(RALEIGH) Attorney General Josh Stein released the following statement on International Overdose Awareness Day (August 31).

“On this International Overdose Awareness Day, I’m thinking about the more than 107,000 Americans we lost to drug overdoses last year. This overdose epidemic has left a trail of grief and devastation in its wake in every community in our state. To the thousands of North Carolinians who have lost a loved one to overdose, you have my deepest sympathy. May their memory be a blessing.

“Honoring the memory of those we’ve lost means recommitting to our work to make sure that other lives aren’t cut short by this deadly epidemic. Our work to hold accountable the drug companies that created and fueled this crisis has already secured $26 billion — with more resources to come. We’ve insisted that these funds be used to attack the crisis. So we have an opportunity right now to help save lives, and we must seize it.”

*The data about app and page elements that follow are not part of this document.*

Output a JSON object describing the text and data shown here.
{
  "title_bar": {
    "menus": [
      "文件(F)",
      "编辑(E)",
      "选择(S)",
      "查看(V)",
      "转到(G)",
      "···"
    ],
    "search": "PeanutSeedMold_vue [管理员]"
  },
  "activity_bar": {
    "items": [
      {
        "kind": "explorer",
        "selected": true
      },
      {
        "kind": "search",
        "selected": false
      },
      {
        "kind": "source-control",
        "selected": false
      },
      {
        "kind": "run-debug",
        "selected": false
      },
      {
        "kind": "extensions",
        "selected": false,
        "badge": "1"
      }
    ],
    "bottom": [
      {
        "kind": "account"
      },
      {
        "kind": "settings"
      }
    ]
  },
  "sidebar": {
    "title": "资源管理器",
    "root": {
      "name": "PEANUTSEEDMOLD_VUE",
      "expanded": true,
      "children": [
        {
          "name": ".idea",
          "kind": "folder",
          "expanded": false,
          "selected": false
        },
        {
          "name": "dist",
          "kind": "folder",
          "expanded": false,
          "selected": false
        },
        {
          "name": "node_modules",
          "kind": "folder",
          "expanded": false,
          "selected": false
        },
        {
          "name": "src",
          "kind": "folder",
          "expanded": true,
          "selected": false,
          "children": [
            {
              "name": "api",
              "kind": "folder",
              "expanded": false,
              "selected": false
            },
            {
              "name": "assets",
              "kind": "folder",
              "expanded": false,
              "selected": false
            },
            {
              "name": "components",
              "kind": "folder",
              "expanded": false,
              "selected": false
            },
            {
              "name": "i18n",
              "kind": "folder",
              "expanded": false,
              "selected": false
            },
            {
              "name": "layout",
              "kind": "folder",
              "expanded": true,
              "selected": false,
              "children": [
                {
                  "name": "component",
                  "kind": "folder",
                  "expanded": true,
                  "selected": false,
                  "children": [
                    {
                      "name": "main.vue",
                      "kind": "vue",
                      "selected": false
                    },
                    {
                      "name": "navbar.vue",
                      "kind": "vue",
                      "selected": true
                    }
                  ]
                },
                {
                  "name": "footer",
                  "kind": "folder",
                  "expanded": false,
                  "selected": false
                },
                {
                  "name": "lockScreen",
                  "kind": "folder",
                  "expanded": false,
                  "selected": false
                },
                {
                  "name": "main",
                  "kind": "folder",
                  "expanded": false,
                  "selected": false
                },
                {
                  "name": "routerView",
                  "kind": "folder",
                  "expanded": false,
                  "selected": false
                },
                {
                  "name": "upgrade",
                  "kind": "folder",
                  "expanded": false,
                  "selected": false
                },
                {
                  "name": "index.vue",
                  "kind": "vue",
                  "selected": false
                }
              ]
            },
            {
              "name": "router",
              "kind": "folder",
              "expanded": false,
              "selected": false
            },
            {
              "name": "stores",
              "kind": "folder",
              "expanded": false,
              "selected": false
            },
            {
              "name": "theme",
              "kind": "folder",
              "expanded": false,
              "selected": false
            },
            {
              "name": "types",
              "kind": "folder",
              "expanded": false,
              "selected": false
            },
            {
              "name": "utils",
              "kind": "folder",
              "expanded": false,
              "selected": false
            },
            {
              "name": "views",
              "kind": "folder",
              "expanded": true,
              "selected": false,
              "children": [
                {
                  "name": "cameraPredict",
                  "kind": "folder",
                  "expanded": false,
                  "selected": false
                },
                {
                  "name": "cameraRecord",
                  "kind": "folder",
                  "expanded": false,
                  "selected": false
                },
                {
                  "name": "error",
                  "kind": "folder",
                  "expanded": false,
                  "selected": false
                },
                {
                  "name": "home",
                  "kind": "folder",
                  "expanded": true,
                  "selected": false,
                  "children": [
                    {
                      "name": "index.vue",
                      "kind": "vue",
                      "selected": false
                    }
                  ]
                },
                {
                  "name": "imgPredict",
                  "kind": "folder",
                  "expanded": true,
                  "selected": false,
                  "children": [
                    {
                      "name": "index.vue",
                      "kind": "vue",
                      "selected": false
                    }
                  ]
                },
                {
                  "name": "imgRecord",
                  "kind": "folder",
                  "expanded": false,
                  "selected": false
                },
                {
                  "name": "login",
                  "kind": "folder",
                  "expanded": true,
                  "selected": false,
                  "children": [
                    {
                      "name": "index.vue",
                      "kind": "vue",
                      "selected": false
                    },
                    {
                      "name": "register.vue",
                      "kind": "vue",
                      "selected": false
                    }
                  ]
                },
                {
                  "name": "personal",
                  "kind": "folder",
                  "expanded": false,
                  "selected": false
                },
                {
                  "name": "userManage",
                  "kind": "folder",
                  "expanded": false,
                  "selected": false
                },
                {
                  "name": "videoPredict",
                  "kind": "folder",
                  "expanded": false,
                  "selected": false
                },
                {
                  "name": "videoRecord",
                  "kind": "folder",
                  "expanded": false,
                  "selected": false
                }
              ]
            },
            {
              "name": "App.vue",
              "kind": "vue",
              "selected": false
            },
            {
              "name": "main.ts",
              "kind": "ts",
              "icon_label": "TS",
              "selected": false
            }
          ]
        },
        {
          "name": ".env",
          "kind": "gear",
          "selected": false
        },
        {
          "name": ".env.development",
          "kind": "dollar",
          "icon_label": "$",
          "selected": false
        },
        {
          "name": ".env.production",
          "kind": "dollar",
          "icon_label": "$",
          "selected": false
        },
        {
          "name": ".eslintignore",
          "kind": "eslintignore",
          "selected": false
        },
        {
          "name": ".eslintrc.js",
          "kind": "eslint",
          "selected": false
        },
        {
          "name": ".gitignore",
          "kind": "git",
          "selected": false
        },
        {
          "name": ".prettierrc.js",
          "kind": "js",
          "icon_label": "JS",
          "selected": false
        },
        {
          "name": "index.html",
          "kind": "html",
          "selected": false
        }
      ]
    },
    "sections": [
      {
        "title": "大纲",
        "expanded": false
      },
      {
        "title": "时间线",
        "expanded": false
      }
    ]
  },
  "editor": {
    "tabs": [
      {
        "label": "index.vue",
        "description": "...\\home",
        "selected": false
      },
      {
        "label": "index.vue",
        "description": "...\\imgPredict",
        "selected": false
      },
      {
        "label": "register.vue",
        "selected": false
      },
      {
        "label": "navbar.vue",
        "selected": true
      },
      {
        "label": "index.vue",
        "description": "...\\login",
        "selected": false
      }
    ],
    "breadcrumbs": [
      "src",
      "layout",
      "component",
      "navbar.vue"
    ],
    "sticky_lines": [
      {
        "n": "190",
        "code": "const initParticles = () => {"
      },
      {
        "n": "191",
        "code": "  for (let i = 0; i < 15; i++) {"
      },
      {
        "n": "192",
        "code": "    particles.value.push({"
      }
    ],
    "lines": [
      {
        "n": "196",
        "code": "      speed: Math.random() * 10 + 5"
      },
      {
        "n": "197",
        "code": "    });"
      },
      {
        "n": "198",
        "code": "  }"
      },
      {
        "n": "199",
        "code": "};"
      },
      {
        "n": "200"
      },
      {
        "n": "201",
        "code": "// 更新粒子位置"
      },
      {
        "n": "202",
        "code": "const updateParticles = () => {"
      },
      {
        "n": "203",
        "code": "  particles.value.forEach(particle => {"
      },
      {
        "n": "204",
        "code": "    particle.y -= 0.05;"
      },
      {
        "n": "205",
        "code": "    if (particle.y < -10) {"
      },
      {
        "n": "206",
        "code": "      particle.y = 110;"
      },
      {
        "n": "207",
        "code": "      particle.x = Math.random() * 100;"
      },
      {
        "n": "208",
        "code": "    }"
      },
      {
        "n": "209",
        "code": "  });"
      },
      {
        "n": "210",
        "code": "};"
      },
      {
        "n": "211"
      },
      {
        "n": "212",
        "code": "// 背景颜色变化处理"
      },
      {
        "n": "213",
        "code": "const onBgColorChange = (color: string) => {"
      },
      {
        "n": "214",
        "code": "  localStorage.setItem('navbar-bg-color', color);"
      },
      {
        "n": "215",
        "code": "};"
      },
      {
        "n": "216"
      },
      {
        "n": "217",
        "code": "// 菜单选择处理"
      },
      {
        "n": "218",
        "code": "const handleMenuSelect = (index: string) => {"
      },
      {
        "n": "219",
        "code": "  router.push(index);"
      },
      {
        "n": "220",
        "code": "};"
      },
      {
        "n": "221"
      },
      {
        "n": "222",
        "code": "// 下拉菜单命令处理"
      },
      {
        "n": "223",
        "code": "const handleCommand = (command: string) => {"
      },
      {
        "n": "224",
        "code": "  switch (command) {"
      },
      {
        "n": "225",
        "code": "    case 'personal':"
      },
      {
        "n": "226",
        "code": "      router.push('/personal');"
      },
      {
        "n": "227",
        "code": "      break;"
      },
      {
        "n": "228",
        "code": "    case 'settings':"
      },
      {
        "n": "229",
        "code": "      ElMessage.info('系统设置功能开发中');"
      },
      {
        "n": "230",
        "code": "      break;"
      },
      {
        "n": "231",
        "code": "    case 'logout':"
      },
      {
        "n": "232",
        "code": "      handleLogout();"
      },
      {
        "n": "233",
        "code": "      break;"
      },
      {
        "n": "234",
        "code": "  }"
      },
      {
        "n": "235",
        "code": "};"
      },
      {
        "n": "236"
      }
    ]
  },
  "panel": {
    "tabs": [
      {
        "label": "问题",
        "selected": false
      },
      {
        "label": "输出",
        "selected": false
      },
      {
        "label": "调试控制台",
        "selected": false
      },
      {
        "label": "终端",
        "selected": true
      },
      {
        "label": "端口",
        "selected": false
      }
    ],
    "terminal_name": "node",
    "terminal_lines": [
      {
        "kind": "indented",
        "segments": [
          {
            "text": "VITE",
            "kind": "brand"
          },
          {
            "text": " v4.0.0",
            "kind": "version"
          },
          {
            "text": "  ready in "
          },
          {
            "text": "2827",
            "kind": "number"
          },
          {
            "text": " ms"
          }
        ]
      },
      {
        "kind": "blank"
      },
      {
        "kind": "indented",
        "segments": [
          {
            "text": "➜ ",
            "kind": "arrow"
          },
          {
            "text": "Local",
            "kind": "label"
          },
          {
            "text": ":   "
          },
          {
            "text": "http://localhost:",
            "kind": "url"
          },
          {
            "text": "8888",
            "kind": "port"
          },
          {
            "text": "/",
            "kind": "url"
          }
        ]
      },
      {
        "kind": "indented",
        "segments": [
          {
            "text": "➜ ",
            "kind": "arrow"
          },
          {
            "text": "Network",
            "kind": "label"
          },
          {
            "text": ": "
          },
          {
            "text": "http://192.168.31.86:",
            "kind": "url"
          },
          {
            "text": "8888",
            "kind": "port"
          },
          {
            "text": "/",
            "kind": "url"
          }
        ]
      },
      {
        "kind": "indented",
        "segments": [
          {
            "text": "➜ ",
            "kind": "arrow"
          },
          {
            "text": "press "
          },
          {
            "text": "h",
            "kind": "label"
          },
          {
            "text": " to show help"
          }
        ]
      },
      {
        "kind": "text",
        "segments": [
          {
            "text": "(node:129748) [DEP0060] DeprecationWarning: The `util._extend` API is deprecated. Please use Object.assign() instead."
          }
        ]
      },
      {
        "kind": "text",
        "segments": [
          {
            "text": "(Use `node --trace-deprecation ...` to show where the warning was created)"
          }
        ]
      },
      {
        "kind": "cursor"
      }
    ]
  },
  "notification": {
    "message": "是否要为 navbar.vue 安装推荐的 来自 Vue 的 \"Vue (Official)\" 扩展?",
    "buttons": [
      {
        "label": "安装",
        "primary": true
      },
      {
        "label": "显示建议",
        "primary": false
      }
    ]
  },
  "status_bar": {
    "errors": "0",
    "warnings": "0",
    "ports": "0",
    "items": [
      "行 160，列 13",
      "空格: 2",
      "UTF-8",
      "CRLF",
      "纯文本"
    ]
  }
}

All of North Carolina’s local governments have received their first payments from the $26 billion national opioid agreement with the nation’s three major drug distributors (Cardinal, McKesson, and AmerisourceBergen) and Johnson & Johnson that Attorney General Stein helped negotiate. North Carolina’s share is $750 million. Eighty-five percent of these funds will go directly to North Carolina’s local governments to support treatment, recovery, harm reduction, and prevention strategies to address the opioid epidemic. The balance will go to the state for the same purposes. Attorney General Stein also recently announced agreements in principle with drug manufacturers Allergan and Teva, which would bring another $6.6 billion funds nationally to fight the opioid crisis. More information is available through the Community Opioid Resources Engine for North Carolina (CORE-NC)


Comments are closed.